Make-believe and tell stories: At the beginning of the year, he loved to listen to us tell stories, but didn’t have the language skills to do it on his own. Now he regularly makes us pretend food in his kitchen, including tea and apple cider. He takes it quite seriously too – he was clearly hurt the other day when he “made” me coffee the other day and I reminded him that I don’t like coffee! He also loves pretending to talk on his play phone. The other day we had a series of conversations where he talked to different relatives who were all coincidently played by me. On storytelling, he’s already picked up on our “There once was a boy named Sprout” structure. Just out of the blue one day, he told us “There once was a boy named Sprout and he loved cake.” Not much of a plot, but it’s a start! To encourage his storytelling skills, I bought him this neat deck of cards for Christmas. While he can’t use them on his own yet, he seems to enjoy making them up with Chris.

Identify his alphabet, numbers, and colors: While we don’t super-emphasize the academic stuff, we do have a bunch of alphabet and counting books. Reading the Dr. Seuss ABC book so many times (even with its made-up words) seems to actually sunk in a bit.

Sing and (sort of) make music: This child loves to sing. (Unless it’s actually in music class, of course.) Chris and Sprout have now been attending Music Together classes for over a year.

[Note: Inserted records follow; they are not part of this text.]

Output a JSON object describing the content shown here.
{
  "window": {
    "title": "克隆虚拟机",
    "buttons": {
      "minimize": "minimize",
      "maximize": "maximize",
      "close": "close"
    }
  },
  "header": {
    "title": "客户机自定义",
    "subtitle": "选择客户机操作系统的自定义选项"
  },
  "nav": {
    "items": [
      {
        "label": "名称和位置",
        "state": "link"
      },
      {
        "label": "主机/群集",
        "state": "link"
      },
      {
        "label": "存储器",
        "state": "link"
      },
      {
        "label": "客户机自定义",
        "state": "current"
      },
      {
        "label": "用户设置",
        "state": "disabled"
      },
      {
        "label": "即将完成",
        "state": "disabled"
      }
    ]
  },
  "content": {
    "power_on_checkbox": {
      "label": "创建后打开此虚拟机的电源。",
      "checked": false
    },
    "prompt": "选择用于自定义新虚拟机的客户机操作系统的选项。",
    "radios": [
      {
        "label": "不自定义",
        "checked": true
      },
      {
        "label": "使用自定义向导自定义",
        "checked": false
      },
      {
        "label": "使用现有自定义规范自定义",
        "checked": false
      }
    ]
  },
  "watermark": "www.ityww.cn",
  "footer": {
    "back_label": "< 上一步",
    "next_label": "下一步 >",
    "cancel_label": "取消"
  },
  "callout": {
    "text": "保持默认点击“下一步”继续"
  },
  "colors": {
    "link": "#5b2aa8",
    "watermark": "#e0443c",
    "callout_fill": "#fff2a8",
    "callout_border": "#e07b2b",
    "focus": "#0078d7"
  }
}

While we signed him up just to get some socialization in, it seems he’s actually picked up some musical skills, including a sense of rhythm. Considering I played saxophone for eight years and still have trouble keeping a beat, I’m quite proud of him. More importantly, he really loves music. He can sing a bunch of songs (including House at Pooh Corner, albeit garbled) and when he doesn’t remember the lyrics, just sort of says “la la la.” After we put him to bed tonight, he sang “Mary Had a Little Lamb” to his stuffed animals. He got a mini-drum set and kid’s “saxophone” for Christmas and they’re some of his favorite gifts. Earlier tonight, he was pretending to use a microphone and declared, “Needs more…saxophone!” As my love of music has brought me joy in good times and comfort in difficult ones, I’m so glad that I can share that with him.

Show emotions clearly: For quite a while, Sprout’s emotions were surprisingly hard to read. When he didn’t like something a lot, he let us know, but it was difficult to tell the difference between enjoyment and tolerance. These days, he smiles and laughs easily and often. Similarly, he definitely lets us know exactly when he doesn’t like something with a series of “No no no no nos!” He’s still a serious, focused little boy when there’s something he’s really interested in or in a new situation, but he’s not like that all of the time. Earlier, we could have urged him more to show emotion, but I’m glad we respected him where he was so he could feel free to become himself.

Form opinions on things: So many opinions. It takes 15 minutes to get him dressed because he wants to pick out his own clothes, resulting in some hilariously mismatched outfits. He knows what toys he enjoys the most, especially that great love of trains. He even has specific, quirky opinions on music – he’s requested Bob Dylan several times lately! (Mr. Tamborine Man, specifically.)

Run and climb: Sprout adores running, especially around the house and at church. (The long hallway at our church with a ramp and water fountain at one end is irresistible.) While he’s still cautious, he can scramble right up the cargo net at the playground. He has an absurd amount of energy, so that I actually fall asleep on the couch some nights after putting him to bed, even when he’s chatting to his animals for the next hour.

This year has been challenging, demanding and wonderful. Watching Sprout not just grow up but grow into himself is such a privilege as a mom. I can’t wait to see what happens this year.